Even the rise and fall of certain genres affects the strategy guide market. Guides for role-playing games are popular among fans (figuring out how to get every ultimate weapon would be torture without them), but the genre has more a niche audience when compared to blockbusters like Call of Duty or Assassin’s Creed. That doesn’t mean guides for RPGs are no longer made, but they need to be approached differently than they were during the genre’s PS2 heyday. Tapping into Facebook and Twitter to raise awareness for guides covering lower-profile games allows the creators to specifically target the interested gamers. “It might be a smaller market, but it’s a smaller market you can still publish to and find an enthusiast crowd,” Kempker says. “There’s a lot of loyalty there.”

It's Not Cheating
Mention strategy guides in a group of gamers and someone will inevitably claim that using a guide is cheating. “That perspective comes from someone who hasn’t opened a guide in 10 years,” says Piggyback managing director Vincent Pargney. “I use guide books in a lot of other areas: sports, photography, cooking. It’s not about cheating; it’s about going deeper... You cannot learn everything by doing it yourself – there’s knowledge to be shared with other people.” Using a guide isn’t about beating a specific boss or solving a puzzle – it’s about finding all of the secrets and experiencing every piece of worthwhile content a game has to offer.

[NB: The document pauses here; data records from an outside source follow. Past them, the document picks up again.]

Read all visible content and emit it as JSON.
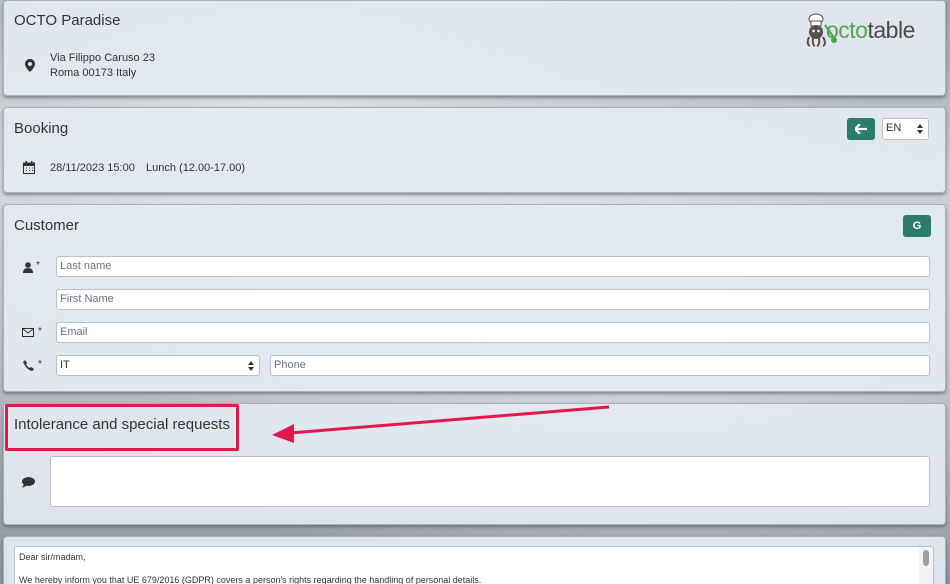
{
  "restaurant": {
    "name": "OCTO Paradise",
    "address_line1": "Via Filippo Caruso 23",
    "address_line2": "Roma 00173 Italy",
    "logo_text_part1": "octo",
    "logo_text_part2": "table"
  },
  "booking": {
    "title": "Booking",
    "date_time": "28/11/2023 15:00",
    "service": "Lunch (12.00-17.00)",
    "language": "EN"
  },
  "customer": {
    "title": "Customer",
    "google_button_label": "G",
    "required_mark": "*",
    "last_name_placeholder": "Last name",
    "first_name_placeholder": "First Name",
    "email_placeholder": "Email",
    "country_code": "IT",
    "phone_placeholder": "Phone"
  },
  "requests": {
    "title": "Intolerance and special requests",
    "textarea_value": ""
  },
  "privacy": {
    "greeting": "Dear sir/madam,",
    "line1": "We hereby inform you that UE 679/2016 (GDPR) covers a person's rights regarding the handling of personal details."
  },
  "colors": {
    "accent_green": "#2a7c6d",
    "annotation_red": "#e0194d"
  }
}
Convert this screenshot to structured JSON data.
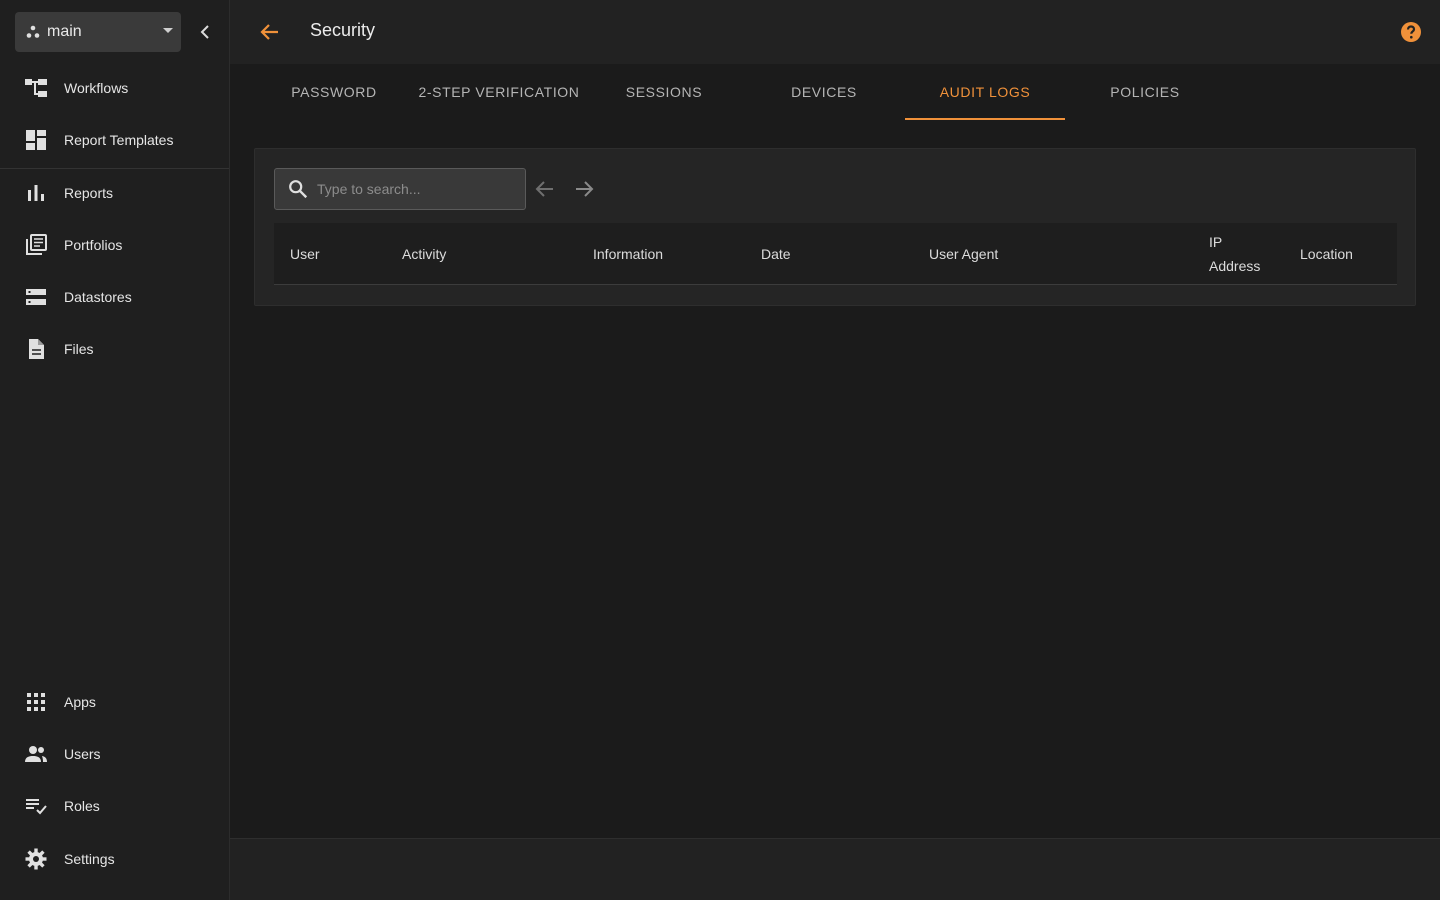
{
  "workspace": {
    "name": "main"
  },
  "sidebar": {
    "top_items": [
      {
        "label": "Workflows",
        "icon": "workflow-icon"
      },
      {
        "label": "Report Templates",
        "icon": "dashboard-icon"
      },
      {
        "label": "Reports",
        "icon": "bar-chart-icon"
      },
      {
        "label": "Portfolios",
        "icon": "library-icon"
      },
      {
        "label": "Datastores",
        "icon": "storage-icon"
      },
      {
        "label": "Files",
        "icon": "file-icon"
      }
    ],
    "bottom_items": [
      {
        "label": "Apps",
        "icon": "apps-grid-icon"
      },
      {
        "label": "Users",
        "icon": "users-icon"
      },
      {
        "label": "Roles",
        "icon": "checklist-icon"
      },
      {
        "label": "Settings",
        "icon": "gear-icon"
      }
    ]
  },
  "header": {
    "title": "Security"
  },
  "tabs": [
    {
      "label": "PASSWORD",
      "active": false
    },
    {
      "label": "2-STEP VERIFICATION",
      "active": false
    },
    {
      "label": "SESSIONS",
      "active": false
    },
    {
      "label": "DEVICES",
      "active": false
    },
    {
      "label": "AUDIT LOGS",
      "active": true
    },
    {
      "label": "POLICIES",
      "active": false
    }
  ],
  "audit": {
    "search_placeholder": "Type to search...",
    "columns": [
      "User",
      "Activity",
      "Information",
      "Date",
      "User Agent",
      "IP Address",
      "Location"
    ]
  },
  "colors": {
    "accent": "#f0913a",
    "background": "#1b1b1b",
    "sidebar": "#1f1f1f"
  }
}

Another way to serve a loyal fanbase is by providing rare collector’s editions. Tying into the aesthetic appeal of owning a physical book, these versions go above and beyond with their hard covers and high-quality paper. “It’s not only the content, but the delivery of that content,” Beatty says. “It is a compelling proposition. Gamers can hold it in their hands, it belongs to them, and it enhances their experience.” These premium editions also entice hardcore fans with extra bonuses, from promotional items to in-game content. “Gamers are really wise,” Kempker says. “You can’t just manufacture any items and pack them in and expect people to get excited about that kind of thing.”

Strategy guides have come a long way, and they aren’t done evolving. In the years to come, gamers can expect them to branch out into even more formats. “[Digital] is our big push right now,” Degler says. “We know there is a certain set of fans out there who absolutely want a print book, and they’re not going to buy anything but a print book. But we also know there’s a different section of people who may not buy that print book; they love their iPad, or Kindle, or getting content on their phones.”

Gamers can already get digital versions of official guides, go to the big guide companies’ YouTube channels, and even download official supplementary apps (like complete maps and collectible finders) on mobile devices. Even as guides become more integrated with technology, the printed product won’t go away; it will just take advantage of the variety of ways gamers can access its information. “I think there will be more and more connectivity between the game, the guide book, and a digital product,” says Piggyback managing director Vincent Pargney. “I think we will see a larger number of hybrid products; that’s where I think the future is going to be.”

[This article initially appeared in issue 248 of Game Informer.]